What is required:
Exact reproduction of every entry is required.

====== Records for processing

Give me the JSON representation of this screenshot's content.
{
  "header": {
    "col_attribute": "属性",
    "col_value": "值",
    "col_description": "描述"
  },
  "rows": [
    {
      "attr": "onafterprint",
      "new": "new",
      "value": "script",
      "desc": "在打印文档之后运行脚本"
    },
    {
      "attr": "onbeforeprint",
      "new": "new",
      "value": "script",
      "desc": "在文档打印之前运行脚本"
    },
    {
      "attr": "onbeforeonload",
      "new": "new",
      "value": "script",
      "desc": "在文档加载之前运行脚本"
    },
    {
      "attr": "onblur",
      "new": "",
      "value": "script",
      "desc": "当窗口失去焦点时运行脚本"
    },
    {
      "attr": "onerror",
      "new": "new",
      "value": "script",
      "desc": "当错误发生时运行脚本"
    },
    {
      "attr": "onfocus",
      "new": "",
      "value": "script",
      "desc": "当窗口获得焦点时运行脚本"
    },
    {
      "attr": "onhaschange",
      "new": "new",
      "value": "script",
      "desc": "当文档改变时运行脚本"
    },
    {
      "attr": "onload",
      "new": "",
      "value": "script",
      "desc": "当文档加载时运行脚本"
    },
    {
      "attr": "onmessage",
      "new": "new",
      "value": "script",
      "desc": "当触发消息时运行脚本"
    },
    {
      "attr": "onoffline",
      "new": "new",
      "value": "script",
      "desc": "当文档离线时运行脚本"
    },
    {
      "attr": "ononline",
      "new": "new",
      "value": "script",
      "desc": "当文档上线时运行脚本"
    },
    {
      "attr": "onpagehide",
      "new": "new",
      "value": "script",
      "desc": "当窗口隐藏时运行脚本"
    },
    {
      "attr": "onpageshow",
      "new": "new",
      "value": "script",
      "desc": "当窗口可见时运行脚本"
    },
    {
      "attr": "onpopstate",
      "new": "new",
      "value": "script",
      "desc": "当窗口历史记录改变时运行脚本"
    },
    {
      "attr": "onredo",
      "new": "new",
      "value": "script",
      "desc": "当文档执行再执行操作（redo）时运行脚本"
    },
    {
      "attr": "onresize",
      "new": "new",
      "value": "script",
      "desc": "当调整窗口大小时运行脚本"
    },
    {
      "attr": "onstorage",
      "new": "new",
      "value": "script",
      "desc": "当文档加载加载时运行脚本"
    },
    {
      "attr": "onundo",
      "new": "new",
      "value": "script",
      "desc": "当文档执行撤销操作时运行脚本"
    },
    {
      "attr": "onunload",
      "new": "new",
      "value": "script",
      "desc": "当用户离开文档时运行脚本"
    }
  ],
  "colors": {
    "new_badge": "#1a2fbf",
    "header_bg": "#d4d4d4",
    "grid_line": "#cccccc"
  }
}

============

Task answer:
Give me the JSON representation of this screenshot's content.
{
  "header": {
    "col_attribute": "属性",
    "col_value": "值",
    "col_description": "描述"
  },
  "rows": [
    {
      "attr": "onafterprint",
      "new": "new",
      "value": "script",
      "desc": "在打印文档之后运行脚本"
    },
    {
      "attr": "onbeforeprint",
      "new": "new",
      "value": "script",
      "desc": "在文档打印之前运行脚本"
    },
    {
      "attr": "onbeforeonload",
      "new": "new",
      "value": "script",
      "desc": "在文档加载之前运行脚本"
    },
    {
      "attr": "onblur",
      "new": "",
      "value": "script",
      "desc": "当窗口失去焦点时运行脚本"
    },
    {
      "attr": "onerror",
      "new": "new",
      "value": "script",
      "desc": "当错误发生时运行脚本"
    },
    {
      "attr": "onfocus",
      "new": "",
      "value": "script",
      "desc": "当窗口获得焦点时运行脚本"
    },
    {
      "attr": "onhaschange",
      "new": "new",
      "value": "script",
      "desc": "当文档改变时运行脚本"
    },
    {
      "attr": "onload",
      "new": "",
      "value": "script",
      "desc": "当文档加载时运行脚本"
    },
    {
      "attr": "onmessage",
      "new": "new",
      "value": "script",
      "desc": "当触发消息时运行脚本"
    },
    {
      "attr": "onoffline",
      "new": "new",
      "value": "script",
      "desc": "当文档离线时运行脚本"
    },
    {
      "attr": "ononline",
      "new": "new",
      "value": "script",
      "desc": "当文档上线时运行脚本"
    },
    {
      "attr": "onpagehide",
      "new": "new",
      "value": "script",
      "desc": "当窗口隐藏时运行脚本"
    },
    {
      "attr": "onpageshow",
      "new": "new",
      "value": "script",
      "desc": "当窗口可见时运行脚本"
    },
    {
      "attr": "onpopstate",
      "new": "new",
      "value": "script",
      "desc": "当窗口历史记录改变时运行脚本"
    },
    {
      "attr": "onredo",
      "new": "new",
      "value": "script",
      "desc": "当文档执行再执行操作（redo）时运行脚本"
    },
    {
      "attr": "onresize",
      "new": "new",
      "value": "script",
      "desc": "当调整窗口大小时运行脚本"
    },
    {
      "attr": "onstorage",
      "new": "new",
      "value": "script",
      "desc": "当文档加载加载时运行脚本"
    },
    {
      "attr": "onundo",
      "new": "new",
      "value": "script",
      "desc": "当文档执行撤销操作时运行脚本"
    },
    {
      "attr": "onunload",
      "new": "new",
      "value": "script",
      "desc": "当用户离开文档时运行脚本"
    }
  ],
  "colors": {
    "new_badge": "#1a2fbf",
    "header_bg": "#d4d4d4",
    "grid_line": "#cccccc"
  }
}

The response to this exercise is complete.